For citizens who had not anticipated this decline in the total number of partisan pollwatchers, this change seemed to have had the effect of reducing voters’ willingness to participate in the process. Reports emerged of citizens refusing to vote unless an observer was present in their polling station. These rumors had the potential to threaten citizens’ confidence in the integrity of the electoral process, and potentially lead to reduced voter turnout. Tunisian civil society groups noticed the problem emerging on social networks and, on the morning of the election, decided to act.

NDI supported six citizen observer groups in Tunisia that have worked together since 2017 to achieve more extensive and coordinated coverage of the electoral process. At 9:00 AM on election day, one of these groups proposed a Facebook statement, which would affirm their presence in Tunisia’s polling stations. Shortly thereafter, all six organizations’ Facebook pages featured a statement confirming their collective election-day deployment of 6,005 citizen observers across all electoral districts.

An election-day announcement

An election-day announcement reads: “Contrary to rumors circulating about a decrease in the number of observers and attempts to prevent the observation process, six organizations – JSF, Mourakiboun, TUMED, Chahed, Ofiya and IWatch – confirm the deployment of 6,005 mobile and fixed observers to monitor the entire electoral process from opening to counting throughout the whole country of Tunisia.”

After continued reports of diminished coverage of observers, another NDI partner and member of the collaborative group proposed that the organizations convene a press conference, directly after her organization’s pre-scheduled press conference, to achieve maximum media coverage. 

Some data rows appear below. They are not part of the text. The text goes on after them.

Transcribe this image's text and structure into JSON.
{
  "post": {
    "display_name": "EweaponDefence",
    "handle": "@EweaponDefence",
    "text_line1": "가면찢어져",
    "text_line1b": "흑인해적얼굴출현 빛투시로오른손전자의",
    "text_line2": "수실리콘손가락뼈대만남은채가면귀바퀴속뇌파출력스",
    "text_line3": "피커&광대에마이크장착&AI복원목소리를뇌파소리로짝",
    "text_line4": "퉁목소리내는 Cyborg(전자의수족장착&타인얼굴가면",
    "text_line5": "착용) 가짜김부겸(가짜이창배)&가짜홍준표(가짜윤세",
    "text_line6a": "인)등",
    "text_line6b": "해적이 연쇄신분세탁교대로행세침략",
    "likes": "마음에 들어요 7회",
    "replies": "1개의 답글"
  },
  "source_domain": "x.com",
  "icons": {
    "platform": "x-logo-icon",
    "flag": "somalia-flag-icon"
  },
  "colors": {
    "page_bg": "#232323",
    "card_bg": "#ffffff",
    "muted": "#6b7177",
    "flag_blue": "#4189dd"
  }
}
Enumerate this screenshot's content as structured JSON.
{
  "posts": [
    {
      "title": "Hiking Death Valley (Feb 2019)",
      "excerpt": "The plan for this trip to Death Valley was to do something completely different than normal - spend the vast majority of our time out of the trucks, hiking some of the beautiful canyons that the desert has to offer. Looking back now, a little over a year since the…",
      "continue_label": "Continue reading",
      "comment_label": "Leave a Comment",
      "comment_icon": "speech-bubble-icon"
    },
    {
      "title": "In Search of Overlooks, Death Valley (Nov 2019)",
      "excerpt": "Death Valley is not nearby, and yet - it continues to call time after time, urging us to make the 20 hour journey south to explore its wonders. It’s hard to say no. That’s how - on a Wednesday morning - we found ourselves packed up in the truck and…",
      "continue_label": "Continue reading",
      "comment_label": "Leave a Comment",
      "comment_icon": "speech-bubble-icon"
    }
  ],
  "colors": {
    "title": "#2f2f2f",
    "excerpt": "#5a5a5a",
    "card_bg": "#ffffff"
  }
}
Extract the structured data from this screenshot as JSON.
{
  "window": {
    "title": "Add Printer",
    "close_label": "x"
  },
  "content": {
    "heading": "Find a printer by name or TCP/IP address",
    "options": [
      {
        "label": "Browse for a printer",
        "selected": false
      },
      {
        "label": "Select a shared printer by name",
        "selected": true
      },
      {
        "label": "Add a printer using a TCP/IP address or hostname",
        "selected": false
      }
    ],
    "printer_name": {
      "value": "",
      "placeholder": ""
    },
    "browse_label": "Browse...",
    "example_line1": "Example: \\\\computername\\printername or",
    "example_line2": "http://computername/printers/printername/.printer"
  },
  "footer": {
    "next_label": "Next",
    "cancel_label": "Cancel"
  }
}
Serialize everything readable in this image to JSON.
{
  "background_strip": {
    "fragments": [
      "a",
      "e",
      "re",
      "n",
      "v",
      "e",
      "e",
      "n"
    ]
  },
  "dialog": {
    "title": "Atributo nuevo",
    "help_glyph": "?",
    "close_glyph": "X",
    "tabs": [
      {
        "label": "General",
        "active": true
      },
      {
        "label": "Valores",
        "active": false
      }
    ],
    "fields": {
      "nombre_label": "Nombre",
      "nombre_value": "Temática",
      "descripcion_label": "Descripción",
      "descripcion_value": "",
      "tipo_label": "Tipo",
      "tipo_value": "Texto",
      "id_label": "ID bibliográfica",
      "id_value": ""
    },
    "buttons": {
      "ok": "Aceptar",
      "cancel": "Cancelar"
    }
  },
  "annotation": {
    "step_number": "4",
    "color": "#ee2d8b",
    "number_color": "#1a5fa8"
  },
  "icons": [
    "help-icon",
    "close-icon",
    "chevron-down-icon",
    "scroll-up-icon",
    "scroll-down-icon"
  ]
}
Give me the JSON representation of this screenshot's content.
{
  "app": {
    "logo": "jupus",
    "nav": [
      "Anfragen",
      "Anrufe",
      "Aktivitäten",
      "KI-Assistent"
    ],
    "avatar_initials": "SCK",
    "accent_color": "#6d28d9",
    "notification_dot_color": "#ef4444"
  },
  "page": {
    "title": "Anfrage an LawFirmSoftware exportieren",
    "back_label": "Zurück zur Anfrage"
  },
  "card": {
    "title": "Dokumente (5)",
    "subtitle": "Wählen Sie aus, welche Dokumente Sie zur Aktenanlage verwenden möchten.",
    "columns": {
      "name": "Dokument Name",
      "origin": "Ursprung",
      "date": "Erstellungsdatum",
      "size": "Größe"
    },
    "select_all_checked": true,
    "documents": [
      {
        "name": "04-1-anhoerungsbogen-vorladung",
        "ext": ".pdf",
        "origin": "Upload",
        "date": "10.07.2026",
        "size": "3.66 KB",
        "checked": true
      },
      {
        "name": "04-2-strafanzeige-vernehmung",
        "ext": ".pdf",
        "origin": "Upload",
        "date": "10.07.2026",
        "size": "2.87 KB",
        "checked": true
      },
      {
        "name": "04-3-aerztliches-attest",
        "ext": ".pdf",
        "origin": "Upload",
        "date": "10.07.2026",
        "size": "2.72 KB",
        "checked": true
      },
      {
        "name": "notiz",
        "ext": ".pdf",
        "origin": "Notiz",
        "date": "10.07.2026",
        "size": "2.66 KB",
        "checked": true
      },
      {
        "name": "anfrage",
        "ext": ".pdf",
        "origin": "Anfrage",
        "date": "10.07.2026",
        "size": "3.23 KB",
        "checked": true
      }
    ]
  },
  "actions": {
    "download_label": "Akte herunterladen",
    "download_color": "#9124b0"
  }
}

In their 2:00 PM press conference, the citizen monitoring groups confirmed their total deployment of over 6,000 observers on election day – the same number as in prior elections. The groups described how they use complementary methodologies that serve to cover the process more broadly. For example, one organization conducted a statistics-based observation using fixed observers in polling stations, while another deployed mobile observers who focus on polling centers’ surroundings, while yet another focused on more vulnerable, rural areas and the participation of women.

The press conference earned 7,300 views on Facebook, and media outlets began to pick up the story. The election commission, or ISIE, reposted the groups’ Facebook statement on their official page and referred to it in a press conference. As the afternoon progressed, the misinformation began to diminish, and the turnout forecast looked increasingly positive. Ultimately, the run-off election featured a higher voter turnout than the prior two contests, reaching 57 percent of registered voters according to estimates

Each election presents its unique challenges, and some are more predictable than others. The collaboration that these six observer groups have developed since they began to work together has resulted in a platform for rapid and coordinated communications. Citizens’ strong desire to see observers in their polling stations confirms the expectation, set in Tunisia since the 2011 revolution, that elections must be conducted fairly and closely watched by citizen observers.